## PROBLEM DETAILS:
Each line below that contains the word "Quitar" must be copied.

Entries from a dataset of interfaces
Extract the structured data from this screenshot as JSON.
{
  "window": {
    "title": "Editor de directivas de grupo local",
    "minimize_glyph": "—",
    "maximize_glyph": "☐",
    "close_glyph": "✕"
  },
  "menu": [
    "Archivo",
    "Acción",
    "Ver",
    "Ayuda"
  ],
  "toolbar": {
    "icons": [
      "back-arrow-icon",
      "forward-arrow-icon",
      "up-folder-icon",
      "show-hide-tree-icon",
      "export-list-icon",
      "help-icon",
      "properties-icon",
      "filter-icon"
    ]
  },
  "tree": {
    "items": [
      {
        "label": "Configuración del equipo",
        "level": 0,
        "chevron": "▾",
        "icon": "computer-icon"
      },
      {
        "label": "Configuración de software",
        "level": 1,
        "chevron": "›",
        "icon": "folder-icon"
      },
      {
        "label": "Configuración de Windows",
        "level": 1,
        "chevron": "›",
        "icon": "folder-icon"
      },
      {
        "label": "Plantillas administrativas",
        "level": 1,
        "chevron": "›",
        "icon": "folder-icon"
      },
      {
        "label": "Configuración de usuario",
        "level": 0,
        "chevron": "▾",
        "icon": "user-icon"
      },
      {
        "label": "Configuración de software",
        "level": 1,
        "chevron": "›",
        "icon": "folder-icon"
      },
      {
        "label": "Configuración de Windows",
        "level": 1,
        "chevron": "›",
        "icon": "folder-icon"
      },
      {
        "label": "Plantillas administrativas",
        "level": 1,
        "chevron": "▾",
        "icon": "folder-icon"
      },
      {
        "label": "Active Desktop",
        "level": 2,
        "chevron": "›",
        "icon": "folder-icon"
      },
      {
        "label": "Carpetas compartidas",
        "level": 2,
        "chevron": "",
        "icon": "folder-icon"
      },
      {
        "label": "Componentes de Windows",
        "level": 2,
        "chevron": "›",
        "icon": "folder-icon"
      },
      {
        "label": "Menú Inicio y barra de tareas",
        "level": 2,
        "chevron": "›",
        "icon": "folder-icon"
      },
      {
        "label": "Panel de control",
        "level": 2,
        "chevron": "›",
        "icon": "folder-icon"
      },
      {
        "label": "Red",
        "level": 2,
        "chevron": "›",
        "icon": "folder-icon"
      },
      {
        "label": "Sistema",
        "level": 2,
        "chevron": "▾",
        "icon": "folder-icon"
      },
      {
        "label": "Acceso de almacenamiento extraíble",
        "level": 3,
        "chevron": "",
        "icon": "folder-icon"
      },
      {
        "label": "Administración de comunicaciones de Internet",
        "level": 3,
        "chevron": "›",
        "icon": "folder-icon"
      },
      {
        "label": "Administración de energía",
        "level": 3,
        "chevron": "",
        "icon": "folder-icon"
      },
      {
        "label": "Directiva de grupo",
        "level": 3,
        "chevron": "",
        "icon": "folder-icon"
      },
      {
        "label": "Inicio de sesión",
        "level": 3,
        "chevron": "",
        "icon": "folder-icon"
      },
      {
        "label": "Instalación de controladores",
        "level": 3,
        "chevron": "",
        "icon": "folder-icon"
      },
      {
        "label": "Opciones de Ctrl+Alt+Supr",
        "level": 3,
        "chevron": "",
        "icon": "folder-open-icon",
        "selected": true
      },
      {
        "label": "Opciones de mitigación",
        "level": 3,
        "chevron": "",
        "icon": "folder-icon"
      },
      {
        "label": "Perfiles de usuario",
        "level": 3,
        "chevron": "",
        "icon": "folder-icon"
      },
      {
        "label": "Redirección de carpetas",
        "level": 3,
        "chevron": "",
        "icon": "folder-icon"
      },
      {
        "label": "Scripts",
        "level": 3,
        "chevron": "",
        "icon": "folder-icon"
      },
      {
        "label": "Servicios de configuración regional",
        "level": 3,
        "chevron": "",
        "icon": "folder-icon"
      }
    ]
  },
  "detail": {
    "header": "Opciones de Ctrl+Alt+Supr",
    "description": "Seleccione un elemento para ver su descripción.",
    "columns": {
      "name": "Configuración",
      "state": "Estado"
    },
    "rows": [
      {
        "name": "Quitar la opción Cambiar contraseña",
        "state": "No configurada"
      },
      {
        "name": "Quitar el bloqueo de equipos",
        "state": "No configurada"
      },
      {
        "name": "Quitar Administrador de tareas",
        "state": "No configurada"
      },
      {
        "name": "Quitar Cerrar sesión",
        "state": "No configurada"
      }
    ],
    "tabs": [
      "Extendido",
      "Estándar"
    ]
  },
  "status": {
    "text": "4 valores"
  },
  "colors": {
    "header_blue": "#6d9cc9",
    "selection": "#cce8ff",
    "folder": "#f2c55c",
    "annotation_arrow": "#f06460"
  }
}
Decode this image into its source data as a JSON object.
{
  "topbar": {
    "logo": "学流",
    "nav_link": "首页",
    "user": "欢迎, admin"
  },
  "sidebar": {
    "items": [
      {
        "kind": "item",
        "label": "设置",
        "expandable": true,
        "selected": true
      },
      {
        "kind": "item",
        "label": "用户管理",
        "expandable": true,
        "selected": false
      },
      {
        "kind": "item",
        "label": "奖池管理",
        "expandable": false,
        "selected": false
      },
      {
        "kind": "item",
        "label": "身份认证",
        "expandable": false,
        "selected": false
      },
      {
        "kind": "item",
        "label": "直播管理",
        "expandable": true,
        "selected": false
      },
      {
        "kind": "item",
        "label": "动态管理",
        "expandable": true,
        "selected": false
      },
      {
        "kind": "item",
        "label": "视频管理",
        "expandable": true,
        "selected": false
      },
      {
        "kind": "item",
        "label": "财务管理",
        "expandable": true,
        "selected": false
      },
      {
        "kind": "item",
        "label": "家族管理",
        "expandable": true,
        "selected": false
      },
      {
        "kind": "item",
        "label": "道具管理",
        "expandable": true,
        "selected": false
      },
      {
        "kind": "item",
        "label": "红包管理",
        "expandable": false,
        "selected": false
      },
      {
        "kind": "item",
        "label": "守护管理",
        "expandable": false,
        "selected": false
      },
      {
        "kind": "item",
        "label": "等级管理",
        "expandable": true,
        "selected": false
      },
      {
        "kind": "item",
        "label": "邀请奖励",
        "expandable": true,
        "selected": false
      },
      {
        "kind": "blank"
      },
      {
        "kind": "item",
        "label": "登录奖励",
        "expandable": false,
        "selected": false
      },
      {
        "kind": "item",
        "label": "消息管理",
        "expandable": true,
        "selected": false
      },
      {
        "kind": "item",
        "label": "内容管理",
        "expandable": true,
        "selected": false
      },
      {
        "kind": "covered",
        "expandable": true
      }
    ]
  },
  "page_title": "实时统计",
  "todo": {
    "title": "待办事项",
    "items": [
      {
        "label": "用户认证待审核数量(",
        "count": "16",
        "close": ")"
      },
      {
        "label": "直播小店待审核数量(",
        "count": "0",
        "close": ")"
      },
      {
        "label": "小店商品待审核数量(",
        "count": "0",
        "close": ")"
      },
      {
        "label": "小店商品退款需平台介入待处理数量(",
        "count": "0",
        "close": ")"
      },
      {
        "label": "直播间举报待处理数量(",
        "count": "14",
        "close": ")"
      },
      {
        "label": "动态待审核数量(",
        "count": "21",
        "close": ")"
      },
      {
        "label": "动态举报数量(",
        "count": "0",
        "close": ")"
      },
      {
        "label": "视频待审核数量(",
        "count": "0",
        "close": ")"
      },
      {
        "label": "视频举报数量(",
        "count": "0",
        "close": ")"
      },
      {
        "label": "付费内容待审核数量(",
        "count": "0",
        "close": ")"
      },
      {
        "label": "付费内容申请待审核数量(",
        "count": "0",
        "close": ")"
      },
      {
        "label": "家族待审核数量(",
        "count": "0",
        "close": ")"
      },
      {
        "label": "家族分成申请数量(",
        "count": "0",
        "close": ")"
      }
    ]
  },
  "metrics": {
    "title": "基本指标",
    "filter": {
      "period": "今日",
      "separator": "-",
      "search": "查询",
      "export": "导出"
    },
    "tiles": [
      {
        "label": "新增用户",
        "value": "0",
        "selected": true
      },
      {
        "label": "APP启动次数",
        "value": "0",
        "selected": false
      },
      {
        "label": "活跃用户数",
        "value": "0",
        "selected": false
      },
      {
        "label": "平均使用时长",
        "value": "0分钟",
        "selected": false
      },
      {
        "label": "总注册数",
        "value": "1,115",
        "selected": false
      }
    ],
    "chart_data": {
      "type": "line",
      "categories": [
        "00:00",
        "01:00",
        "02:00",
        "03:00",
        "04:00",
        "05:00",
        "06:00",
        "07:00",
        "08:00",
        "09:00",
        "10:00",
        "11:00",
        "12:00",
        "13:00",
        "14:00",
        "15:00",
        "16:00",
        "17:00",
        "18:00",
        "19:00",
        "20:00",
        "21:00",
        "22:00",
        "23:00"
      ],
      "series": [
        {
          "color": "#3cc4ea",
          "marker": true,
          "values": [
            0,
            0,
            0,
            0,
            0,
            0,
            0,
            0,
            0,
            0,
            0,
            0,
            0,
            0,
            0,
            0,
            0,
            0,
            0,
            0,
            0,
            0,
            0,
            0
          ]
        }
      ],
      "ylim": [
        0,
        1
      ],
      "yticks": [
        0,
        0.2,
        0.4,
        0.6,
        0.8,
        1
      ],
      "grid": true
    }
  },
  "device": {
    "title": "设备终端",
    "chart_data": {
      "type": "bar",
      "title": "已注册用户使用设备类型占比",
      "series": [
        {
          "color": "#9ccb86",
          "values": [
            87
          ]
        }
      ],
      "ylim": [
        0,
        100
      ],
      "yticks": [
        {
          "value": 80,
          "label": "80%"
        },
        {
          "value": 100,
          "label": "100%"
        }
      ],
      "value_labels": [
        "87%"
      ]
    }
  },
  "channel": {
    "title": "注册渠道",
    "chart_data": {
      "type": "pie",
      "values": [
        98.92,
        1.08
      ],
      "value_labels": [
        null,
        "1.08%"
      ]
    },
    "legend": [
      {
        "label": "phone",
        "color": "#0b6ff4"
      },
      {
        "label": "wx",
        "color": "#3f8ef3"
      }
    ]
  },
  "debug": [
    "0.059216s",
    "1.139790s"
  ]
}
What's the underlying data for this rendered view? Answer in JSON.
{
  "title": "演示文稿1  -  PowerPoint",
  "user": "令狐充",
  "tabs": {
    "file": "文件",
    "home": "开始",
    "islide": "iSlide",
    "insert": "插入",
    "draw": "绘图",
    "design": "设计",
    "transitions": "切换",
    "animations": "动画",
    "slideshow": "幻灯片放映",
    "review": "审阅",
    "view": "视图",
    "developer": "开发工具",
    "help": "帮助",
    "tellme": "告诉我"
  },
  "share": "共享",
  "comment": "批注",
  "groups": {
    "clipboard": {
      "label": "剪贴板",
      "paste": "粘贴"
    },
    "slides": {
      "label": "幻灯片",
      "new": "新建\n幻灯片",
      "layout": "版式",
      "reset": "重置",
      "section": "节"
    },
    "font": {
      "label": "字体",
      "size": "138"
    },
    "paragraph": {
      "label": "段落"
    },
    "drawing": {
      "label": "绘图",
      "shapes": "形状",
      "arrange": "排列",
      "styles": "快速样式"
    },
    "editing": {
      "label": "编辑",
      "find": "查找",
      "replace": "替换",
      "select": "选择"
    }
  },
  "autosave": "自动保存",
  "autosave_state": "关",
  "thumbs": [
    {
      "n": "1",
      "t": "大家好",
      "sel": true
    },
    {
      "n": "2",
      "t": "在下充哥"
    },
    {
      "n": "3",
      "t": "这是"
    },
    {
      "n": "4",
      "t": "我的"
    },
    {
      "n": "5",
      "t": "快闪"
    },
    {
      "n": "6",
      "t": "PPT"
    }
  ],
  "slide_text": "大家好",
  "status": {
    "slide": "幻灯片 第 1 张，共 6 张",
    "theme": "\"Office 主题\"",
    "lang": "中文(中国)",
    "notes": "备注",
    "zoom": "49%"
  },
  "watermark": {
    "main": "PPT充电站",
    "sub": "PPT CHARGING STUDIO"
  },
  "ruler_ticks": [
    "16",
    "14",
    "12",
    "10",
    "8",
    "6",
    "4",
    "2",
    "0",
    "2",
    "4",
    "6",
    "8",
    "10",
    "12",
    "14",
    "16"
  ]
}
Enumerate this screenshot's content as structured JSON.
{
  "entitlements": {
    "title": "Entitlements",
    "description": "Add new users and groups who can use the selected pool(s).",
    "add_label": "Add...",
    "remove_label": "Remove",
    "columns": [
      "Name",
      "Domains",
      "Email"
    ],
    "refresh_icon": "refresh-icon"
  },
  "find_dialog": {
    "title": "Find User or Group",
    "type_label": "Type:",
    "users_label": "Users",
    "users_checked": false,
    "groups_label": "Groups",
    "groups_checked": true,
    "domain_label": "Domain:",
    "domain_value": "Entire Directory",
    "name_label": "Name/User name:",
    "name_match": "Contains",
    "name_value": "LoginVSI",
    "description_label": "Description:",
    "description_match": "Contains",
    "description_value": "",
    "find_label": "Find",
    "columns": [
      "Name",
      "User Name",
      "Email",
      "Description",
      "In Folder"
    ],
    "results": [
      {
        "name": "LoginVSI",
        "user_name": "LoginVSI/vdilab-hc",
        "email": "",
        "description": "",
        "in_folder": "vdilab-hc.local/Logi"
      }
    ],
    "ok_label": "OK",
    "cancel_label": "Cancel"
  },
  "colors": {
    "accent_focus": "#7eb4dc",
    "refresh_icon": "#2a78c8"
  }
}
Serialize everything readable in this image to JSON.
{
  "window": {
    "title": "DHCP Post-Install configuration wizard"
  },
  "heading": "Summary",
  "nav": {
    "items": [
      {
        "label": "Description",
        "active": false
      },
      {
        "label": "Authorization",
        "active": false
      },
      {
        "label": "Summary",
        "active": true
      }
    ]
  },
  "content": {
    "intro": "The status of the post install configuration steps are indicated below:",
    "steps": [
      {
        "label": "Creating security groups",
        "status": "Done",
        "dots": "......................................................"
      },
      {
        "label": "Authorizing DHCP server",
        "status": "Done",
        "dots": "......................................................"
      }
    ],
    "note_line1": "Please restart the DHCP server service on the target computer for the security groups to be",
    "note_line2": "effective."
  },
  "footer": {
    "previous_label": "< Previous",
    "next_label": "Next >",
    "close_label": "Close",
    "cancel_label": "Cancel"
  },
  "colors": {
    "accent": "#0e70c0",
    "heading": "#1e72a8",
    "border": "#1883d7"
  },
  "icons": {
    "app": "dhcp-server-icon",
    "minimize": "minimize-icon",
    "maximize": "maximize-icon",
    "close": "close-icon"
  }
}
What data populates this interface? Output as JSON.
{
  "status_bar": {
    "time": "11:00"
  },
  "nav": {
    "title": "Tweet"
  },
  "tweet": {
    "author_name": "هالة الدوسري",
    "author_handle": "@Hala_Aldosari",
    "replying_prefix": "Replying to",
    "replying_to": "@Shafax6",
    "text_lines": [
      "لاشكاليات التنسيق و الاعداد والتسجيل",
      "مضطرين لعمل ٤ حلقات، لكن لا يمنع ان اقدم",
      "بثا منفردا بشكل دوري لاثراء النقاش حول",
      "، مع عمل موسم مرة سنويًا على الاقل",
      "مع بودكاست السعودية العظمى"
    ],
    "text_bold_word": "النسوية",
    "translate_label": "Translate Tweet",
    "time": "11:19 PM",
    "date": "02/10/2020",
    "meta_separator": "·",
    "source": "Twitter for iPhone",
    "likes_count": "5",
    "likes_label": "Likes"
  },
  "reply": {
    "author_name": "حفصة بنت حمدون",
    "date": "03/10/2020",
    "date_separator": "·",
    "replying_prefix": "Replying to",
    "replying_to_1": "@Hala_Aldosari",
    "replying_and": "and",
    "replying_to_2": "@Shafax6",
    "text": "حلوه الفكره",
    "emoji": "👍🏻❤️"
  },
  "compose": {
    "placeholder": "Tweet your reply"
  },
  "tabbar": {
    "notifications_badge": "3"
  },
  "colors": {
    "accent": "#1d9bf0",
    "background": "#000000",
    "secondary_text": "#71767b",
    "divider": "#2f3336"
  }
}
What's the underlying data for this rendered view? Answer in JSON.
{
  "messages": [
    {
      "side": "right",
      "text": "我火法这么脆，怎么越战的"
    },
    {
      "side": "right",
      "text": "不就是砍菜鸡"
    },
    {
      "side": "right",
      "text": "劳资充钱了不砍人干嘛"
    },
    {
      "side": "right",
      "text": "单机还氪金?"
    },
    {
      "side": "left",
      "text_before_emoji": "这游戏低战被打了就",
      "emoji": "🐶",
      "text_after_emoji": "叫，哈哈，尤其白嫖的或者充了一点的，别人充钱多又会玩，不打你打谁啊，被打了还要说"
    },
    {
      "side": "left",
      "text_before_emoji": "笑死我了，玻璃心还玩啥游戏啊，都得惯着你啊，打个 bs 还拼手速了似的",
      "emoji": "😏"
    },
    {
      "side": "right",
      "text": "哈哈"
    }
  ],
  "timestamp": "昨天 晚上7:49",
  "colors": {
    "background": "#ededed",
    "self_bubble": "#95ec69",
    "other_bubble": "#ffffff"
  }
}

## OUTPUT OF THE EXERCISE:
        "name": "Quitar la opción Cambiar contraseña",
        "name": "Quitar el bloqueo de equipos",
        "name": "Quitar Administrador de tareas",
        "name": "Quitar Cerrar sesión",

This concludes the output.